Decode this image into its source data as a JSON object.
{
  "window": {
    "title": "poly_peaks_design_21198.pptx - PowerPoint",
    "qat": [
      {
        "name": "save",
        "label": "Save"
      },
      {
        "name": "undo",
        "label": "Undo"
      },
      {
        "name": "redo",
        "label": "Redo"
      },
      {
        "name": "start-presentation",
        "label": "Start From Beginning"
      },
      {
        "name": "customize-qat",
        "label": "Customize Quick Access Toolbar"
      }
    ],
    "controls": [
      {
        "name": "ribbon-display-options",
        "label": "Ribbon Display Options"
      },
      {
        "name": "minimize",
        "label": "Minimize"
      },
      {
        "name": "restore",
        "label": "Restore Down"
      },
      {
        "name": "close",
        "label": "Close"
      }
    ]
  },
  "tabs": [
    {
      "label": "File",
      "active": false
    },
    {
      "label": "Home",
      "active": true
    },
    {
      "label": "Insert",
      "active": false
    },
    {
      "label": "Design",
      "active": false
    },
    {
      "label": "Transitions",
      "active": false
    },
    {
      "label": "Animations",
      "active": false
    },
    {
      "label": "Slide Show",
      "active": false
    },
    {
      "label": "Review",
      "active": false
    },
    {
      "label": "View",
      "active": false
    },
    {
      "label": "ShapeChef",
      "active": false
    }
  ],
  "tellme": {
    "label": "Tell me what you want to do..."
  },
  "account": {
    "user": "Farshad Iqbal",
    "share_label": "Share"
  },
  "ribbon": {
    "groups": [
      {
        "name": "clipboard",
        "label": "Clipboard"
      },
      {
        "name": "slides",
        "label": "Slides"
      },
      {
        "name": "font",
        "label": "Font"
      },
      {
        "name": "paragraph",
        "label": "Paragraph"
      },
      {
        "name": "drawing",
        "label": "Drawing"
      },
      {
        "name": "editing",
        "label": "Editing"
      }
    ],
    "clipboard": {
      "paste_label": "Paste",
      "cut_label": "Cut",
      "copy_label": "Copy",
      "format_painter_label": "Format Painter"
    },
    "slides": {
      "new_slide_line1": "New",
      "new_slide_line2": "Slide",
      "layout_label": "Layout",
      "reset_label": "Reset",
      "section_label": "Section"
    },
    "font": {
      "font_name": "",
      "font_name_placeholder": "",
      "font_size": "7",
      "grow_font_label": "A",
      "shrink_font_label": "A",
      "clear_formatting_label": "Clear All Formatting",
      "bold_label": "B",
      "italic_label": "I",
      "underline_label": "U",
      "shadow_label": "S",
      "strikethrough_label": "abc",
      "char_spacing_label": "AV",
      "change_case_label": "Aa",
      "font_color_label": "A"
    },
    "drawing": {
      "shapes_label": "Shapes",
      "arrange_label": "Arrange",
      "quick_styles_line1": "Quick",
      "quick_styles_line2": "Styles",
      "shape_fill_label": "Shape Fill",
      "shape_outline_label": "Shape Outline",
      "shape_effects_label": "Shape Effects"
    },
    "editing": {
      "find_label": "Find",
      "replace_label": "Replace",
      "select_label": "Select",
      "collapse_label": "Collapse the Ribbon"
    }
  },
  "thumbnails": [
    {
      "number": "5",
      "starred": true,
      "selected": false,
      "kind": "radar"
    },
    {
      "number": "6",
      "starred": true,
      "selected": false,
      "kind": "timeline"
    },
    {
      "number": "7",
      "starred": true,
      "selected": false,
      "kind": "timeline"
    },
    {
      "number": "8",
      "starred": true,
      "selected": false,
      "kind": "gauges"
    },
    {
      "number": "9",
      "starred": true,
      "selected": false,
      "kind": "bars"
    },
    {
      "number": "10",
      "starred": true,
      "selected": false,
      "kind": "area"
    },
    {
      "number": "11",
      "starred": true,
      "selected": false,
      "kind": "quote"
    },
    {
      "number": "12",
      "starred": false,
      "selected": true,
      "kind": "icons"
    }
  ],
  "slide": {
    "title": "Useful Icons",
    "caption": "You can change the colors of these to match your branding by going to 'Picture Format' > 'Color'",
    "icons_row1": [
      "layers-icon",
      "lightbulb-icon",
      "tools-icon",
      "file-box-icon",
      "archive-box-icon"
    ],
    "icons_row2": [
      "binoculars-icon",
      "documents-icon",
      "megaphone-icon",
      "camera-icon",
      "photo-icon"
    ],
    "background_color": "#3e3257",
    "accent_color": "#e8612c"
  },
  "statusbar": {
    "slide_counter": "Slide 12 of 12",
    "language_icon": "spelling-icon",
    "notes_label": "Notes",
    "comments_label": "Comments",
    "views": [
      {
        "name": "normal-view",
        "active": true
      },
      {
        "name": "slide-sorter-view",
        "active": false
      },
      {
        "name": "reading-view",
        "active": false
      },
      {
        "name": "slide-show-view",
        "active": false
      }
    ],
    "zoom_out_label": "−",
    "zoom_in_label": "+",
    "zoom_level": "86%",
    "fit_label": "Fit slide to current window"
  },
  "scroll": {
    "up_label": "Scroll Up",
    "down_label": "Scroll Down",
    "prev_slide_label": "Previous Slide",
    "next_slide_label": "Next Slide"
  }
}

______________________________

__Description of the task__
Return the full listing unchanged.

__Finished task__
Decode this image into its source data as a JSON object.
{
  "window": {
    "title": "poly_peaks_design_21198.pptx - PowerPoint",
    "qat": [
      {
        "name": "save",
        "label": "Save"
      },
      {
        "name": "undo",
        "label": "Undo"
      },
      {
        "name": "redo",
        "label": "Redo"
      },
      {
        "name": "start-presentation",
        "label": "Start From Beginning"
      },
      {
        "name": "customize-qat",
        "label": "Customize Quick Access Toolbar"
      }
    ],
    "controls": [
      {
        "name": "ribbon-display-options",
        "label": "Ribbon Display Options"
      },
      {
        "name": "minimize",
        "label": "Minimize"
      },
      {
        "name": "restore",
        "label": "Restore Down"
      },
      {
        "name": "close",
        "label": "Close"
      }
    ]
  },
  "tabs": [
    {
      "label": "File",
      "active": false
    },
    {
      "label": "Home",
      "active": true
    },
    {
      "label": "Insert",
      "active": false
    },
    {
      "label": "Design",
      "active": false
    },
    {
      "label": "Transitions",
      "active": false
    },
    {
      "label": "Animations",
      "active": false
    },
    {
      "label": "Slide Show",
      "active": false
    },
    {
      "label": "Review",
      "active": false
    },
    {
      "label": "View",
      "active": false
    },
    {
      "label": "ShapeChef",
      "active": false
    }
  ],
  "tellme": {
    "label": "Tell me what you want to do..."
  },
  "account": {
    "user": "Farshad Iqbal",
    "share_label": "Share"
  },
  "ribbon": {
    "groups": [
      {
        "name": "clipboard",
        "label": "Clipboard"
      },
      {
        "name": "slides",
        "label": "Slides"
      },
      {
        "name": "font",
        "label": "Font"
      },
      {
        "name": "paragraph",
        "label": "Paragraph"
      },
      {
        "name": "drawing",
        "label": "Drawing"
      },
      {
        "name": "editing",
        "label": "Editing"
      }
    ],
    "clipboard": {
      "paste_label": "Paste",
      "cut_label": "Cut",
      "copy_label": "Copy",
      "format_painter_label": "Format Painter"
    },
    "slides": {
      "new_slide_line1": "New",
      "new_slide_line2": "Slide",
      "layout_label": "Layout",
      "reset_label": "Reset",
      "section_label": "Section"
    },
    "font": {
      "font_name": "",
      "font_name_placeholder": "",
      "font_size": "7",
      "grow_font_label": "A",
      "shrink_font_label": "A",
      "clear_formatting_label": "Clear All Formatting",
      "bold_label": "B",
      "italic_label": "I",
      "underline_label": "U",
      "shadow_label": "S",
      "strikethrough_label": "abc",
      "char_spacing_label": "AV",
      "change_case_label": "Aa",
      "font_color_label": "A"
    },
    "drawing": {
      "shapes_label": "Shapes",
      "arrange_label": "Arrange",
      "quick_styles_line1": "Quick",
      "quick_styles_line2": "Styles",
      "shape_fill_label": "Shape Fill",
      "shape_outline_label": "Shape Outline",
      "shape_effects_label": "Shape Effects"
    },
    "editing": {
      "find_label": "Find",
      "replace_label": "Replace",
      "select_label": "Select",
      "collapse_label": "Collapse the Ribbon"
    }
  },
  "thumbnails": [
    {
      "number": "5",
      "starred": true,
      "selected": false,
      "kind": "radar"
    },
    {
      "number": "6",
      "starred": true,
      "selected": false,
      "kind": "timeline"
    },
    {
      "number": "7",
      "starred": true,
      "selected": false,
      "kind": "timeline"
    },
    {
      "number": "8",
      "starred": true,
      "selected": false,
      "kind": "gauges"
    },
    {
      "number": "9",
      "starred": true,
      "selected": false,
      "kind": "bars"
    },
    {
      "number": "10",
      "starred": true,
      "selected": false,
      "kind": "area"
    },
    {
      "number": "11",
      "starred": true,
      "selected": false,
      "kind": "quote"
    },
    {
      "number": "12",
      "starred": false,
      "selected": true,
      "kind": "icons"
    }
  ],
  "slide": {
    "title": "Useful Icons",
    "caption": "You can change the colors of these to match your branding by going to 'Picture Format' > 'Color'",
    "icons_row1": [
      "layers-icon",
      "lightbulb-icon",
      "tools-icon",
      "file-box-icon",
      "archive-box-icon"
    ],
    "icons_row2": [
      "binoculars-icon",
      "documents-icon",
      "megaphone-icon",
      "camera-icon",
      "photo-icon"
    ],
    "background_color": "#3e3257",
    "accent_color": "#e8612c"
  },
  "statusbar": {
    "slide_counter": "Slide 12 of 12",
    "language_icon": "spelling-icon",
    "notes_label": "Notes",
    "comments_label": "Comments",
    "views": [
      {
        "name": "normal-view",
        "active": true
      },
      {
        "name": "slide-sorter-view",
        "active": false
      },
      {
        "name": "reading-view",
        "active": false
      },
      {
        "name": "slide-show-view",
        "active": false
      }
    ],
    "zoom_out_label": "−",
    "zoom_in_label": "+",
    "zoom_level": "86%",
    "fit_label": "Fit slide to current window"
  },
  "scroll": {
    "up_label": "Scroll Up",
    "down_label": "Scroll Down",
    "prev_slide_label": "Previous Slide",
    "next_slide_label": "Next Slide"
  }
}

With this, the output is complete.